    Did you see the condo on southoctracker for $88k, now that is starting to make sense.

    $270k=no sense

    FreedomCM

    ReplyDelete
  2. Freedom,

    The neighbor at #319 was honest enough to include the non-FHA status in the listing.

    http://www.redfin.com/CA/Long-Beach/1001-Belmont-Ave-90804/unit-319/home/8152644

    Regarding that $88,000 condo--HOLY CRAP! That's practically a cash buy!

    Ruse or not, that's gotta make a lot of people very nervous.

    ReplyDelete
  3. HBrealestateandmoreFriday, October 03, 2008

    And Zillow has the sq. footage at 890. Nothing like rounding it up to 1000 to make it look better.
    So the true price per a sq. ft. is over $300.

    ReplyDelete
  4. HB RE,

    Wow, great call!

    Considering this short seller didn't have the guts to mention the FHA situation, I'm not surprised they would so blatantly deceive buyers about the square footage.

    Truly disgusting.

    ReplyDelete
  5. No need to reply...I just can't stop laughing...

    http://www.redfin.com/CA/Lakewood/4147-Bouton-Dr-90712/home/7531947

    This has gotta be a mistake, right? A typo? If not, these folks are on crack! Also, take a look at the aerial shots...I think the pool is drained. Just for comparison, this is what you could get for around this price in Laguna Beach
    http://www.redfin.com/CA/Laguna-Beach/31371-Monterey-St-92651/home/3263204

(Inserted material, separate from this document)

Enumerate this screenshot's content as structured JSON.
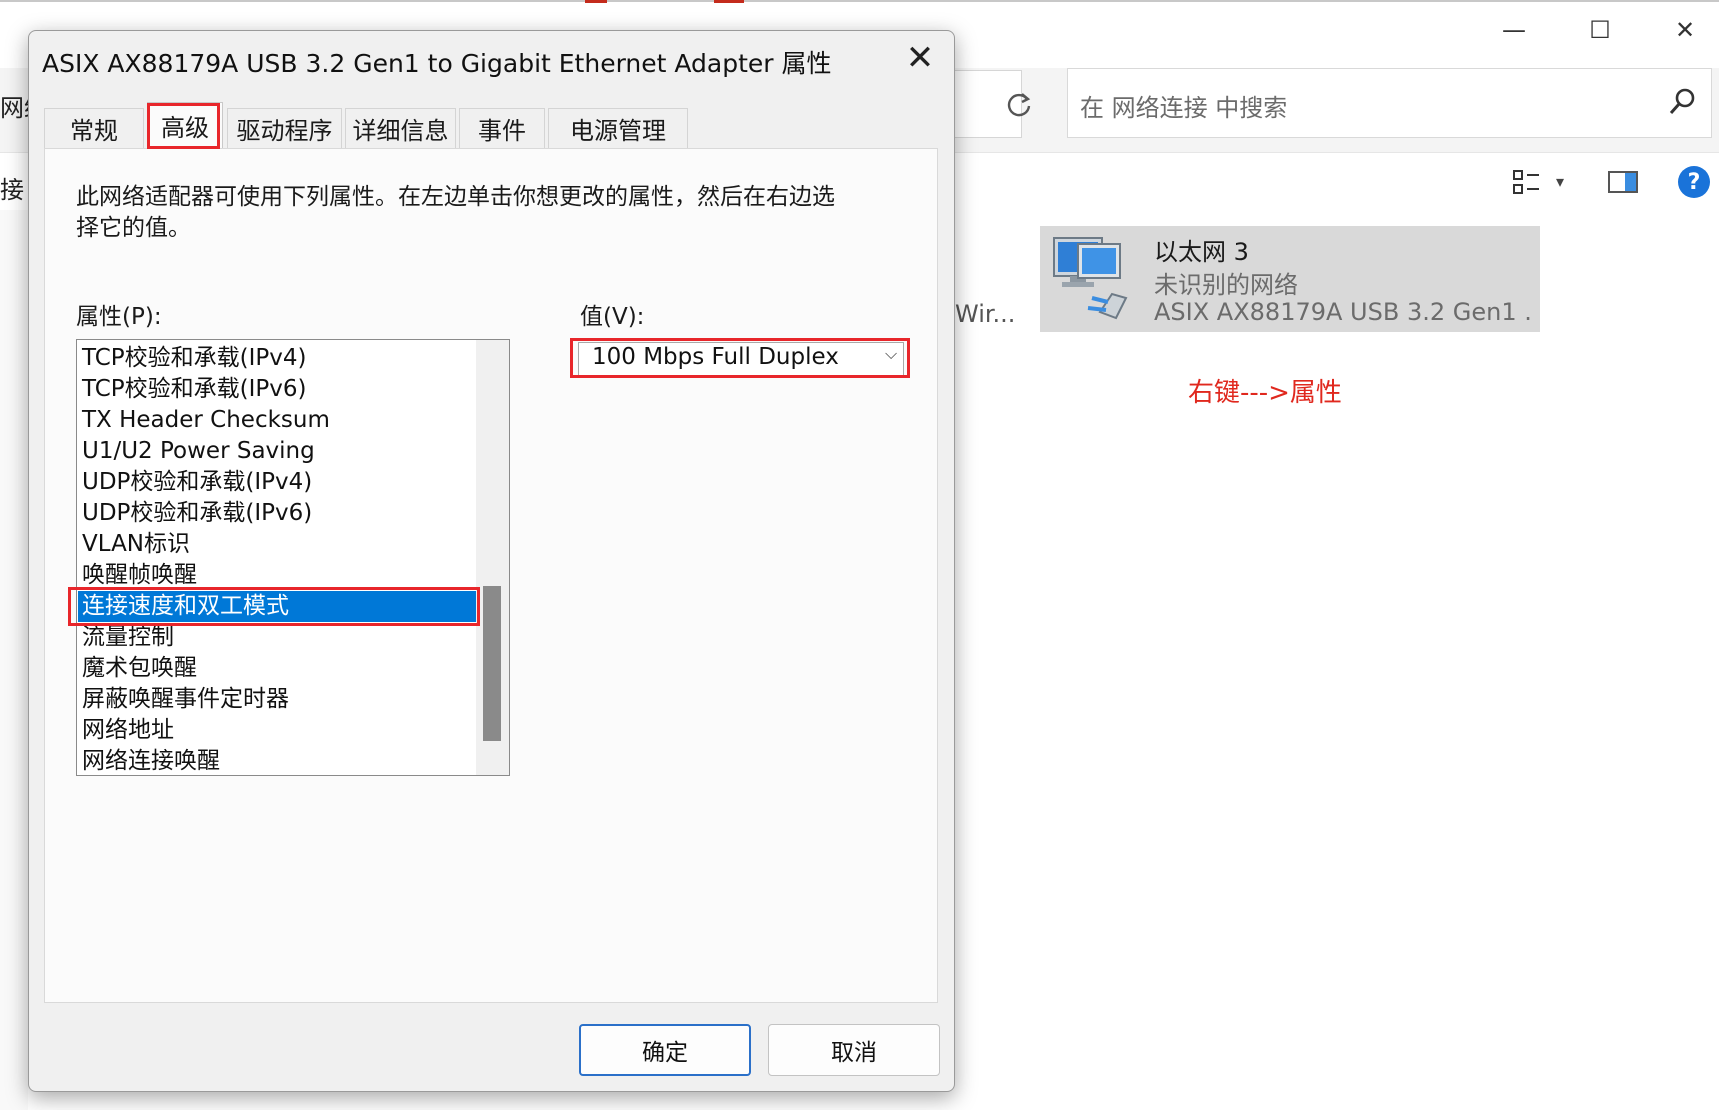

    But then...it just doesn't have the same charm and prestige of Lakewood, right?

    ReplyDelete
  6. Katy, classic stuff. While there are some nice homes in that area, it looks like this thing backs up against lightly traveled Lakewood Bl. I guess there's a price to pay for piece and quiet. And at only a million or so over the nearby competition, I'd be hard pressed not to say, "It's a great time to buy!"

    ReplyDelete